◆ **ACTIVITY**
Your reply should hold only the lines from the records below where "heart" occurs.

◆ **PROVIDED RECORDS**
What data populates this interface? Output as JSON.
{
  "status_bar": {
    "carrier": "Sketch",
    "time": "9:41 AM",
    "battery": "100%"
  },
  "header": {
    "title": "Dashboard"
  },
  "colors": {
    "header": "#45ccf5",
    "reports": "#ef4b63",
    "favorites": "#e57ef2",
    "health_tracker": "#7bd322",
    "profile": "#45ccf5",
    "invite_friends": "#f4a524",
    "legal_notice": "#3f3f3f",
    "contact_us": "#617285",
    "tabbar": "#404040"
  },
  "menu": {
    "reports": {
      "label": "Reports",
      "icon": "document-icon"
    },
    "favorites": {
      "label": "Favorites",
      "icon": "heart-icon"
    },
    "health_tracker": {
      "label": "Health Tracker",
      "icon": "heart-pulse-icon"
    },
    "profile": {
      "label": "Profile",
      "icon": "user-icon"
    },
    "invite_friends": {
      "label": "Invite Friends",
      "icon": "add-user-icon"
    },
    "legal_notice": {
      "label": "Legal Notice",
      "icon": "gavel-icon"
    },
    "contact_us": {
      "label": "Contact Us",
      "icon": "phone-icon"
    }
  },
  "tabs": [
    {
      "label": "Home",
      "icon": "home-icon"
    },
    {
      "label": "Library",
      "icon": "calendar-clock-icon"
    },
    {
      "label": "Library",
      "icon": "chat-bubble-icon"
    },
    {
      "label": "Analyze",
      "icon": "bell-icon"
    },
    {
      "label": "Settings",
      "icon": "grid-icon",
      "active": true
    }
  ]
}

◆ **RESPONSE TO THIS EXERCISE**
      "icon": "heart-icon"
      "icon": "heart-pulse-icon"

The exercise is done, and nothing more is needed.